Maybe you have found yourself or find yourself in the same situation as John 11. Things in your life have fallen apart. Perhaps you are in a place that you need divine intervention or there is no hope for the circumstances to get better. You go to Jesus asking him to intervene, but he does not. I know that I have been there. Then, we get upset because Christ has seemingly delayed the help that we require. Jesus could have, at any moment, stepped in and healed Lazarus. Actually, at this point in his ministry, Jesus had shown that he could simply just speak and a miracle would happen. Why did he wait until Lazarus died? Because Jesus wanted to show that he can bring life into death. 

This is the same thing that he can do for you. Jesus had a plan all along for Lazarus. This is evident in John 11:4, “This illness does not lead to death. It is for the glory of God, so that the Son of Man may be glorified in it.” Jesus knew the situation, and he loved the three siblings dearly. He could have healed Lazarus immediately, but he had something much more magnificent in mind for them. Lazarus got to be one of the very few people that we see in scripture to be raised from the dead. 

Jesus has much more magnificent things in mind for you. Just because he has not responded as quickly as you had hoped, does not mean that he forgotten you or is delayed. He has great plans for you. What you are going through will not lead to permanent death.
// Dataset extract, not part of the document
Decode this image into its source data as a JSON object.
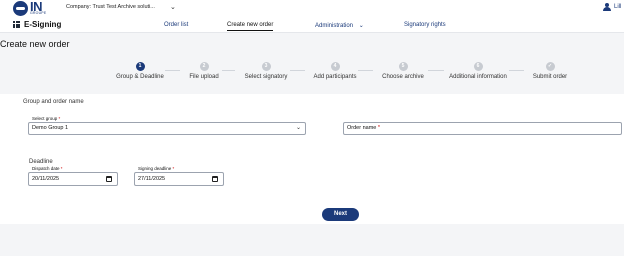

It may hurt right now, but it will not last forever. Jesus will come to you at just the right time and work something amazing into your life. He loves you and cares for you. He wants the best for you. Sometimes that best comes out of letting something die and Jesus breathing new life into it. At some point, Jesus will shout your name and call you to “come out.” When he does, you will walk out of that tomb and into new life. Patience is not a thing that we like to practice. Sometimes, we must simply wait on the Lord and let him work things together for us. You will never be left in that tomb. Jesus will always come to you at just the right time and do something more than you can possibly think or imagine.